TOLEDO, Ohio — "Withdrawn."
That's how Betty Almester, a resident at Glendale Assisted Living, said she felt while being isolated during the COVID-19, and she isn't alone.
Jodi Kimball with Glendale says she's noticed her residents have changed quite a bit. Many of them now require more assistance due to isolation.
"More assistance with their social lives, assistance physically because they have been restricted in their movement throughout the facility and the community," said Kimball.
Kimball adds more residents are now using wheelchairs, when before they were able to rely on walkers. However, she said there are things that can be done to help our loved ones ease back into normalcy.
"We have to build those things back up and remind them that they can come back out and be part of society again," said Kimball.
Between staying in their rooms and isolating from friends and peers, Kimball says she hopes these restrictions being lifted will really help things turn around.
She said keeping residents busy with activities all day long also helps.
"We'll set up an area in the living where we can do trivia and activities where they're engaging with each other," said Kimball.
The biggest thing Kimball wants to see is her residents be engaged with the world. "We want to see them participating in things. You know come out, be part of their lives again," said Kimball.
Now that things are starting to look up, Almester said it feels wonderful.
"I'm glad to see people. I'm glad to not have to wear a mask. It's good to see the children come through," said Almester.
"We're going to be able to see families in the buildings, we're going to see kids in the buildings. We haven't had kids in the building for a year," said Kimball.
Communal dining is also back again, something Kimball says is important for residents to help rebuild their socialization skills.
"Everybody gets to go down and see all their friends at the dining room for three meals a day, so that's a nice change. That was a big help for getting over the isolation hump," said Kimball.
She said that while things are going back to normal, Glendale specifically is still waiting to hear from state officials before dropping some other safety protocols.
"As of right now, we do not have clarifications from the Ohio Department of Aging on the masks and the screening. So at this point, they are still doing them," she said.
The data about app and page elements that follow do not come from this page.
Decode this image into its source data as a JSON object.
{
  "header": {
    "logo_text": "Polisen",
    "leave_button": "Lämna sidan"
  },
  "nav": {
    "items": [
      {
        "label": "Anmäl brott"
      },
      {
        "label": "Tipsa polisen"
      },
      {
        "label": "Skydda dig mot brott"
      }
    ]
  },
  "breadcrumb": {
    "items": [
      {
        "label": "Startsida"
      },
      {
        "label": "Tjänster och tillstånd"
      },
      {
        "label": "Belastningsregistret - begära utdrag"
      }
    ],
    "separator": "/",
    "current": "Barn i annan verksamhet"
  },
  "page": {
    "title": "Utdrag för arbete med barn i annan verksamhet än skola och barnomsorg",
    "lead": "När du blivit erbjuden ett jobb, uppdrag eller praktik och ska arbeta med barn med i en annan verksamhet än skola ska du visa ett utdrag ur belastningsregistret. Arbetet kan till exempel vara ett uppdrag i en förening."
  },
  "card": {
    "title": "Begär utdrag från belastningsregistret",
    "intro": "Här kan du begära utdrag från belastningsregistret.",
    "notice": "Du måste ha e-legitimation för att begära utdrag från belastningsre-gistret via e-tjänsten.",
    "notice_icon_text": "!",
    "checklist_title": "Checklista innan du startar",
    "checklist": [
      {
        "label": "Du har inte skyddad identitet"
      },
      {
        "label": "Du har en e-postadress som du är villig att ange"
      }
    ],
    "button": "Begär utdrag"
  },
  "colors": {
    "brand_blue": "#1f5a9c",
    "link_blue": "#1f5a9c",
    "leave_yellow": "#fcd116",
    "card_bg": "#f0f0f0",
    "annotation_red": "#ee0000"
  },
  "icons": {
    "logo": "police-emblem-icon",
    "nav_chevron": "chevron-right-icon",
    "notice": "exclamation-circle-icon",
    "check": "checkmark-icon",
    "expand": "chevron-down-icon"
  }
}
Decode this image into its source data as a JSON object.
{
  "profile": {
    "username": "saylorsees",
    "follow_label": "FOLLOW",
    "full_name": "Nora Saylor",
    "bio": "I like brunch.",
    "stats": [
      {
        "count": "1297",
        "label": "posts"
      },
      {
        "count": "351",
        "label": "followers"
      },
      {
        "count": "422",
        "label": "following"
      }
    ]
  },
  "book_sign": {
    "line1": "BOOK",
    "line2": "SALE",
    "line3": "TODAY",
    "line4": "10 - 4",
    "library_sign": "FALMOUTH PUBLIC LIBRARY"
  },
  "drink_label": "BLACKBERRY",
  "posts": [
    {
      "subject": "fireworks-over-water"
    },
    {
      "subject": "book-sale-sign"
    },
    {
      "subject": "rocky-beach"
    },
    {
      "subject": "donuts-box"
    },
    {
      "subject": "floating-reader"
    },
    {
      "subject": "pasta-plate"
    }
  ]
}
Kimball said Glendale is expecting to get clearer details this week. Governor DeWine says COVID-19 testing will still be required twice a week for un-vaccinated nursing home employees.